Benchmade vs Kershaw
Benchmade vs Kershaw: Which one is best?
You’re in the market for an EDC foldable knife that can quickly open one-handed. There are two major companies to choose from: Benchmade vs Kershaw.
While both stand behind their products and offer very similar model lines, which one comes out on top?
- Made in USA
- 15.4CM Blade
- FRN Handle
- Axis Lock
- High in Price
- Made in China
- 8Cr13MoV Blade
- 410 Steel Handle
- Frame Lock
- Low in Price
Breaking it down
A knife is more than just a blade with a handle. It’s got to be made of high-quality materials, be foldable to go in your pocket, cut well every time, and be easy to take care of. We’re comparing and contrasting the Benchmade and Kershaw knives to see how they stack up.
At first glance, the blades on both the Benchmade and Kershaw knives look similar, with a short, stout shape, large knife belly, and swedge tip. But they’re made of two different types of steel that behave very differently.
Benchmade knife blades are made with 154CM, which is a high-quality stainless steel that is manufactured by Crucible Industries. Crucible is an American company headquartered in New York and was founded over 100 years ago. 154CM steel has been modified from martensitic stainless steel.
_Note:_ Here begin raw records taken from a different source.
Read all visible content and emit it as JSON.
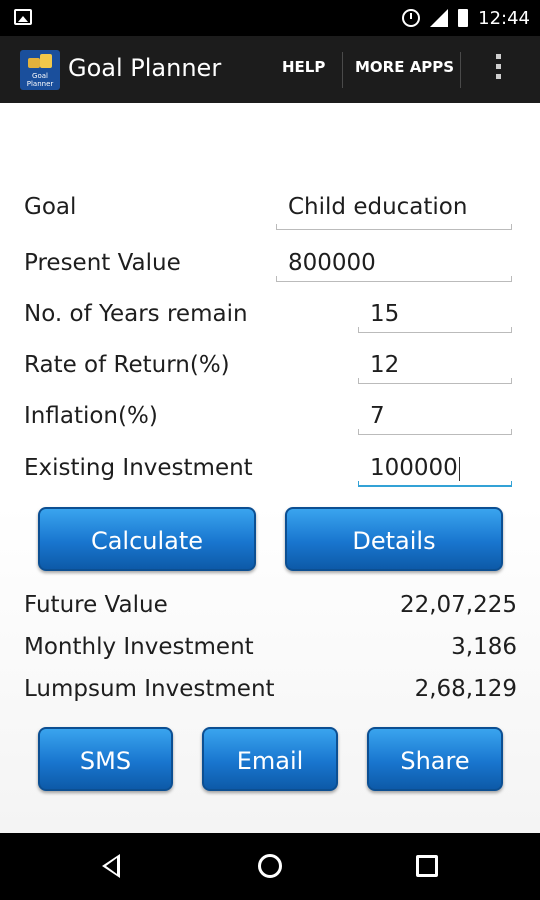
{
  "status_bar": {
    "time": "12:44"
  },
  "app": {
    "title": "Goal Planner",
    "icon_label": "Goal Planner"
  },
  "action_bar": {
    "help": "HELP",
    "more_apps": "MORE APPS"
  },
  "form": {
    "goal": {
      "label": "Goal",
      "value": "Child education"
    },
    "present_value": {
      "label": "Present Value",
      "value": "800000"
    },
    "years": {
      "label": "No. of Years remain",
      "value": "15"
    },
    "rate": {
      "label": "Rate of Return(%)",
      "value": "12"
    },
    "inflation": {
      "label": "Inflation(%)",
      "value": "7"
    },
    "existing": {
      "label": "Existing Investment",
      "value": "100000"
    }
  },
  "buttons": {
    "calculate": "Calculate",
    "details": "Details",
    "sms": "SMS",
    "email": "Email",
    "share": "Share"
  },
  "results": {
    "future_value": {
      "label": "Future Value",
      "value": "22,07,225"
    },
    "monthly": {
      "label": "Monthly Investment",
      "value": "3,186"
    },
    "lumpsum": {
      "label": "Lumpsum Investment",
      "value": "2,68,129"
    }
  }
}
Molybdenum has been added to it, combining that element with both carbon and chromium. 154CM steel quality is very high, and its sharpness is retained for a long time, making it a prime choice for serious, frequent use.
It’s also easy and simple to sharpen. Due to the quality control, you can expect blade consistency from knife to knife and if you choose to replace the knife.
The blade in Kershaw knives is made with what’s called 8Cr13MoV Steel. That is a popular budget brand of knife steel, it’s made in China, and it’s similar to the Japanese steel quality like AUS-8 grade.
Despite its low cost, it’s worthy of cutting and, for a long time, retains that sharpness. It’s also resistant to corrosion. You’ll find that this type of steel is easy to sharpen and sharpens well. It’s popular because it’s inexpensive and resembles higher quality steel.
However, it’s not as abrasion resistant as the 154CM steel. Where you’ll really notice the quality is in the frequency of sharpening. It loses its sharpness quickly. You’ll also find inconsistency in quality, so there is such a thing as a “bad batch.”
Knife handles are an important feature, since they balance the blade, protect your hand, ensure a good grip, and must fit well. These knife handles are made of two different materials: FRN and 410 steel.
The handle is made from FRN (fiberglass reinforced nylon), which is a reinforced plastic. This makes it exceptionally lightweight, durable, and hard in texture. The handle is slightly curved and, relative to the knife’s overall size, longer than the blade.
It’s long enough for larger hands. There’s a rough texture on the handle to enable a better grip. It doesn’t have a full liner, making it even lighter.
Kershaw knife handles are made of 410 stainless steel, which is the best martensitic grade steel. That means it’s made using techniques that require final heat treatment. It’s optimized for very high hardness, just like the stainless steel found in kitchens. Since it’s hard, it makes it resistant to corrosion.
The handle is also coated with a matte gray titanium carbo-nitride. For a regular EDC knife, this steel is heavier than the Benchmade FRN. The handle isn’t ergonomically designed and is short compared to the overall length, meaning those with larger hands might find it uncomfortable to grip.
Your knife has to have a locking mechanism for safety while you’re carrying it in your pocket. How easy it is to lock these knives and have them stay locked?
Benchmade knives come with an Axis lock located at the base of the blade. You move the toggle back and forth to have the knife lock or unlock in place. It’s also ambidextrous.
Kershaw knives come with a frame lock that keeps the blade open during use. It’s a sturdy style of blade lock. It also has lockbar stabilization.
Pros and Cons of Each
When comparing both of these excellent knife companies side by side, it’s easy to see who’s the clear winner. Benchmade knives are crafted in the US of high-quality materials, which makes all the difference.
Inferior craftsmanship produces an inferior knife, so Benchmade definitely wins. Invest in one of these amazing tools and you will enjoy it for years to come.